Then it was back on the bus and we headed towards the last stop I wanted to photograph, Vatican City. This last sight was packed, given that Easter was only a few days away. We were able to get into St. Peter’s Square fairly easily, but there were people everywhere. Tourists, workers setting up for mass and vendors filled the whole place. We walked around, took photos (mine relating a lot to my recent viewing of Angels and Demons) and then got back on the bus to head back to our hostels. When the tour wrapped up, my friend and I parted ways. I wasn’t satisfied with some of my photos however, and I did the bus tour all over again, this time sitting on a different side. I got off in Vatican City again, but this time I just needed to grab a few souvenirs for family members. The gift shops were very crowded. After my second round of the bus tour was over I was exhausted to I headed back to my hostel (Freedom Traveler), where they were having a free pizza night (they also offered a pasta and wine dinner for 3 Euro). It was a nice little place, quite, with a kitchen downstairs and ensuite bathrooms. I settled in for the night and got up early the next day to catch my flight back to Dublin.

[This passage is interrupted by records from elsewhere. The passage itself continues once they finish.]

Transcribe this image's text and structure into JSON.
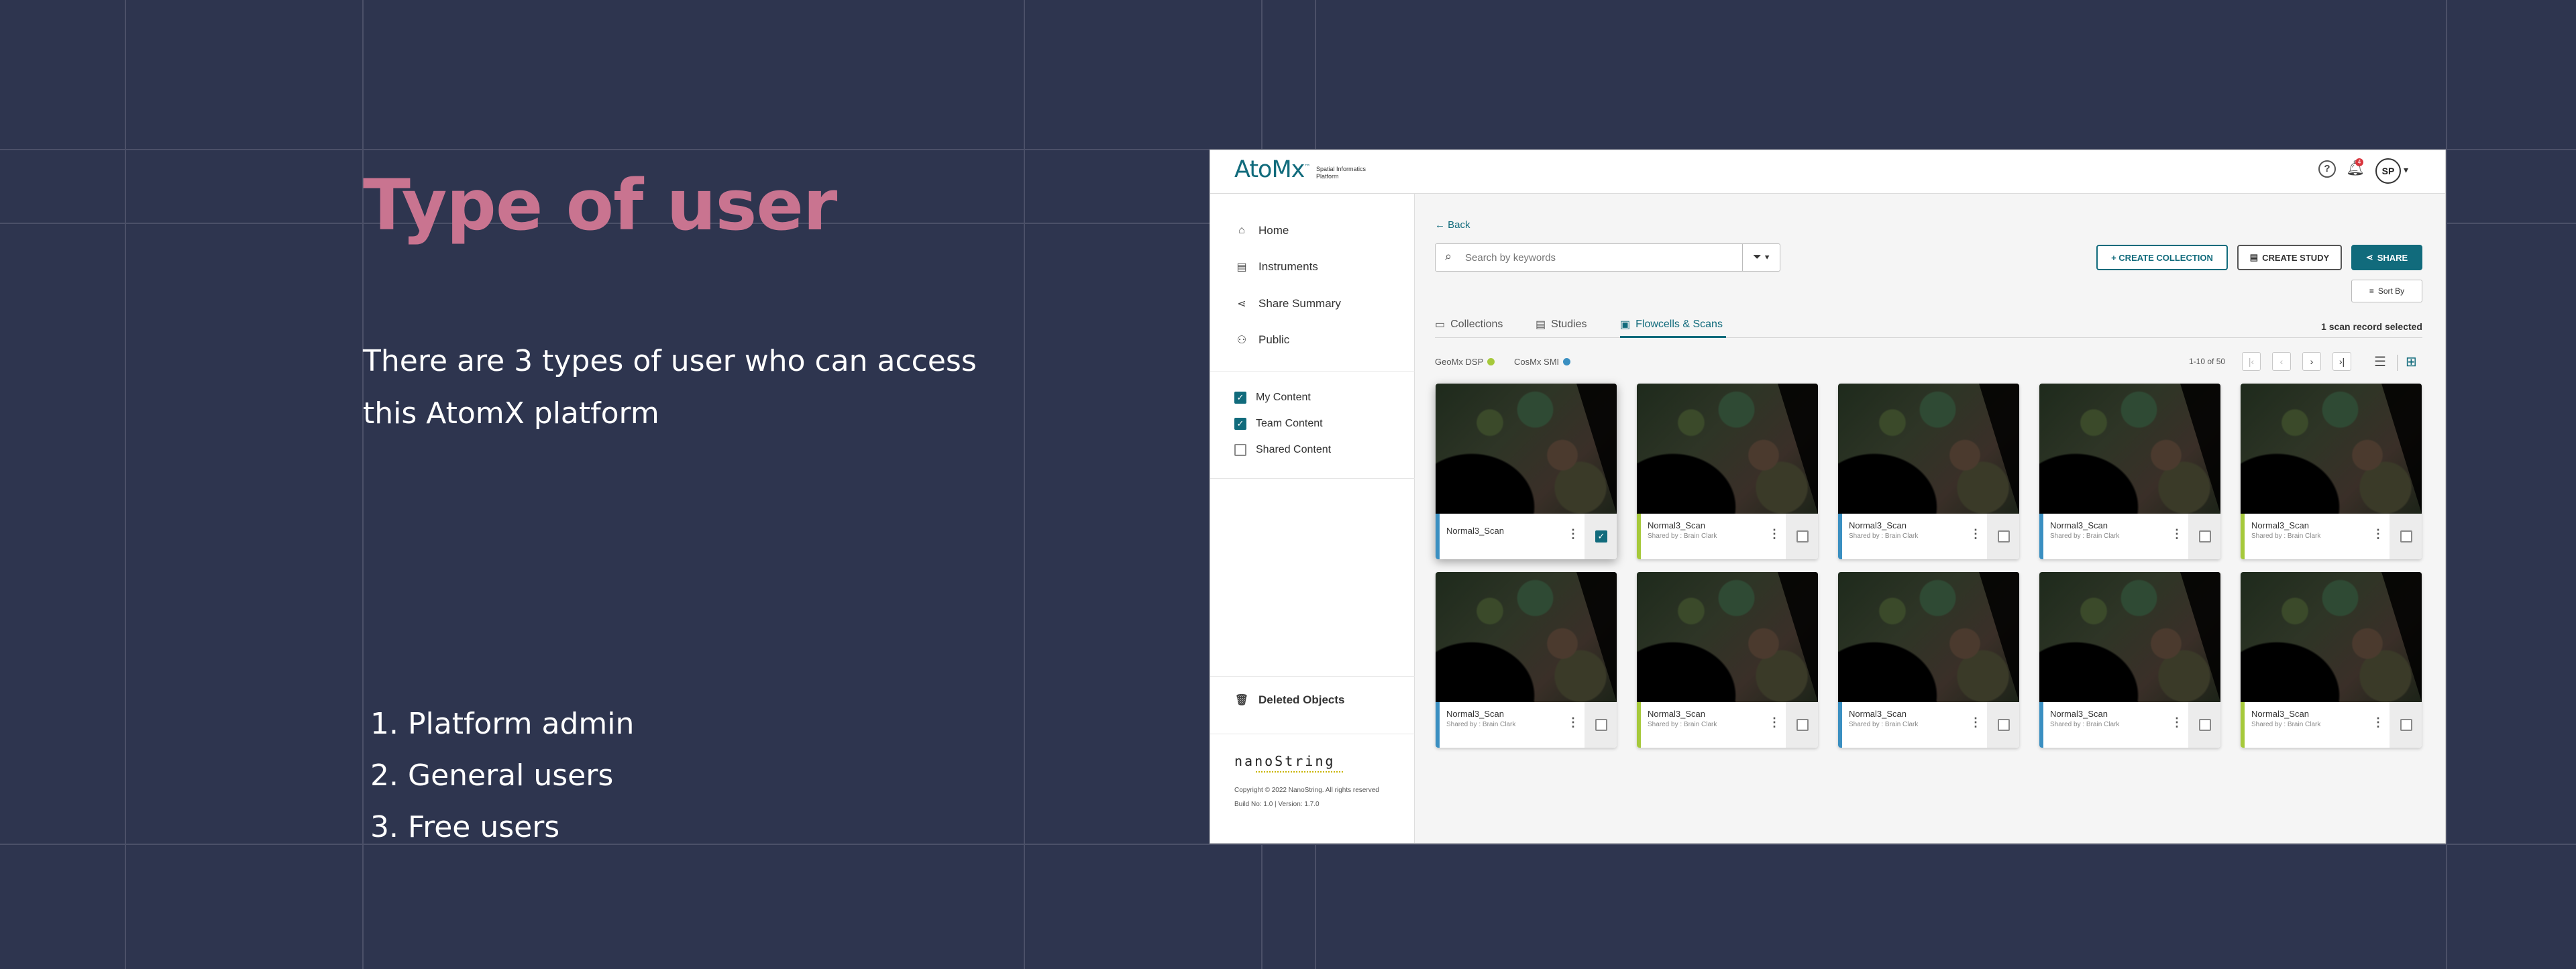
{
  "slide": {
    "title": "Type of user",
    "intro": "There are 3 types of user who can access this AtomX platform",
    "user_types": [
      "1. Platform admin",
      "2. General users",
      "3. Free users"
    ]
  },
  "app": {
    "header": {
      "logo": "AtoMx",
      "logo_trademark": "™",
      "logo_subtitle": "Spatial Informatics Platform",
      "help_icon": "?",
      "notification_count": "4",
      "avatar_initials": "SP"
    },
    "sidebar": {
      "nav": [
        "Home",
        "Instruments",
        "Share Summary",
        "Public"
      ],
      "filters": [
        {
          "label": "My Content",
          "checked": true
        },
        {
          "label": "Team Content",
          "checked": true
        },
        {
          "label": "Shared Content",
          "checked": false
        }
      ],
      "deleted": "Deleted Objects",
      "brand": "nanoString",
      "copyright": "Copyright © 2022 NanoString. All rights reserved",
      "build": "Build No: 1.0   |   Version: 1.7.0"
    },
    "main": {
      "back": "← Back",
      "search_placeholder": "Search by keywords",
      "buttons": {
        "create_collection": "+  CREATE COLLECTION",
        "create_study": "CREATE STUDY",
        "share": "SHARE"
      },
      "sort_by": "Sort By",
      "tabs": [
        "Collections",
        "Studies",
        "Flowcells & Scans"
      ],
      "active_tab": "Flowcells & Scans",
      "selected_note": "1 scan record selected",
      "legend": [
        {
          "label": "GeoMx DSP",
          "color": "#a6c93b"
        },
        {
          "label": "CosMx SMI",
          "color": "#3a8fc1"
        }
      ],
      "pagination": "1-10 of 50",
      "pager_buttons": [
        "|‹",
        "‹",
        "›",
        "›|"
      ],
      "view_icons": [
        "list-view-icon",
        "grid-view-icon"
      ],
      "cards": [
        {
          "name": "Normal3_Scan",
          "shared": "",
          "type": "CosMx SMI",
          "checked": true
        },
        {
          "name": "Normal3_Scan",
          "shared": "Shared by : Brain Clark",
          "type": "GeoMx DSP",
          "checked": false
        },
        {
          "name": "Normal3_Scan",
          "shared": "Shared by : Brain Clark",
          "type": "CosMx SMI",
          "checked": false
        },
        {
          "name": "Normal3_Scan",
          "shared": "Shared by : Brain Clark",
          "type": "CosMx SMI",
          "checked": false
        },
        {
          "name": "Normal3_Scan",
          "shared": "Shared by : Brain Clark",
          "type": "GeoMx DSP",
          "checked": false
        },
        {
          "name": "Normal3_Scan",
          "shared": "Shared by : Brain Clark",
          "type": "CosMx SMI",
          "checked": false
        },
        {
          "name": "Normal3_Scan",
          "shared": "Shared by : Brain Clark",
          "type": "GeoMx DSP",
          "checked": false
        },
        {
          "name": "Normal3_Scan",
          "shared": "Shared by : Brain Clark",
          "type": "CosMx SMI",
          "checked": false
        },
        {
          "name": "Normal3_Scan",
          "shared": "Shared by : Brain Clark",
          "type": "CosMx SMI",
          "checked": false
        },
        {
          "name": "Normal3_Scan",
          "shared": "Shared by : Brain Clark",
          "type": "GeoMx DSP",
          "checked": false
        }
      ]
    }
  },
  "colors": {
    "background": "#2e354f",
    "title": "#c97490",
    "accent": "#116b7c"
  }
}
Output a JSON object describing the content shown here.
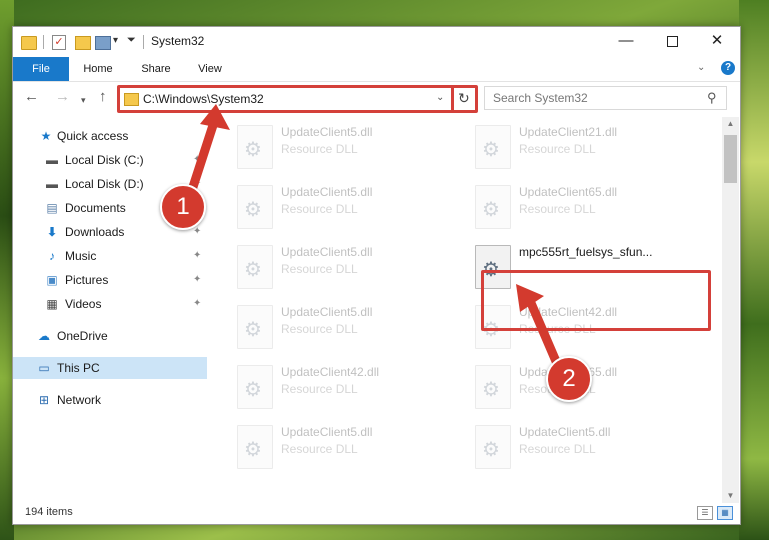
{
  "window": {
    "title": "System32",
    "controls": {
      "minimize": "—",
      "maximize": "",
      "close": "✕"
    }
  },
  "ribbon": {
    "tabs": [
      {
        "label": "File",
        "active": true
      },
      {
        "label": "Home"
      },
      {
        "label": "Share"
      },
      {
        "label": "View"
      }
    ],
    "accent": "#1979ca"
  },
  "address": {
    "path": "C:\\Windows\\System32",
    "search_placeholder": "Search System32"
  },
  "sidebar": {
    "items": [
      {
        "label": "Quick access",
        "icon": "star-icon",
        "pinned": false
      },
      {
        "label": "Local Disk (C:)",
        "icon": "drive-icon",
        "pinned": true
      },
      {
        "label": "Local Disk (D:)",
        "icon": "drive-icon",
        "pinned": true
      },
      {
        "label": "Documents",
        "icon": "documents-icon",
        "pinned": true
      },
      {
        "label": "Downloads",
        "icon": "download-icon",
        "pinned": true
      },
      {
        "label": "Music",
        "icon": "music-icon",
        "pinned": true
      },
      {
        "label": "Pictures",
        "icon": "pictures-icon",
        "pinned": true
      },
      {
        "label": "Videos",
        "icon": "videos-icon",
        "pinned": true
      },
      {
        "label": "OneDrive",
        "icon": "cloud-icon",
        "pinned": false
      },
      {
        "label": "This PC",
        "icon": "computer-icon",
        "selected": true
      },
      {
        "label": "Network",
        "icon": "network-icon"
      }
    ]
  },
  "files": [
    {
      "name": "UpdateClient5.dll",
      "type": "Resource DLL"
    },
    {
      "name": "UpdateClient21.dll",
      "type": "Resource DLL"
    },
    {
      "name": "UpdateClient5.dll",
      "type": "Resource DLL"
    },
    {
      "name": "UpdateClient65.dll",
      "type": "Resource DLL"
    },
    {
      "name": "UpdateClient5.dll",
      "type": "Resource DLL"
    },
    {
      "name": "mpc555rt_fuelsys_sfun...",
      "type": "",
      "highlighted": true
    },
    {
      "name": "UpdateClient5.dll",
      "type": "Resource DLL"
    },
    {
      "name": "UpdateClient42.dll",
      "type": "Resource DLL"
    },
    {
      "name": "UpdateClient42.dll",
      "type": "Resource DLL"
    },
    {
      "name": "UpdateClient65.dll",
      "type": "Resource DLL"
    },
    {
      "name": "UpdateClient5.dll",
      "type": "Resource DLL"
    },
    {
      "name": "UpdateClient5.dll",
      "type": "Resource DLL"
    }
  ],
  "status": {
    "item_count": "194 items"
  },
  "annotations": {
    "step1": "1",
    "step2": "2",
    "color": "#d33a2e"
  }
}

The main transportation center was only a few blocks from my hostel (trains, buses, airport shuttles), and I was able to catch a shuttle to the airport with in an hour. Then it was all waiting until my flight. Rome Fiumicino airport is a small place and it was a bit confusing to actually board my flight. People stood in line at a gate with no airplane, then go outside, boar buses and take those to the planes. This was the first time I had ever done something like that, but it wasn’t too bad.
I made it back to Dublin just fine, if not exhausted. It was the most amazing trip of my life and I am glad it ended in Italy, one of my long time wish list countries. I would love to go back someday and spend more time, but for now I have some really great memories. Photos are below. There are a lot more (and some of much better quality) on my photo blog: http://kldphotoblog.wordpress.com/.
Thanks for reading,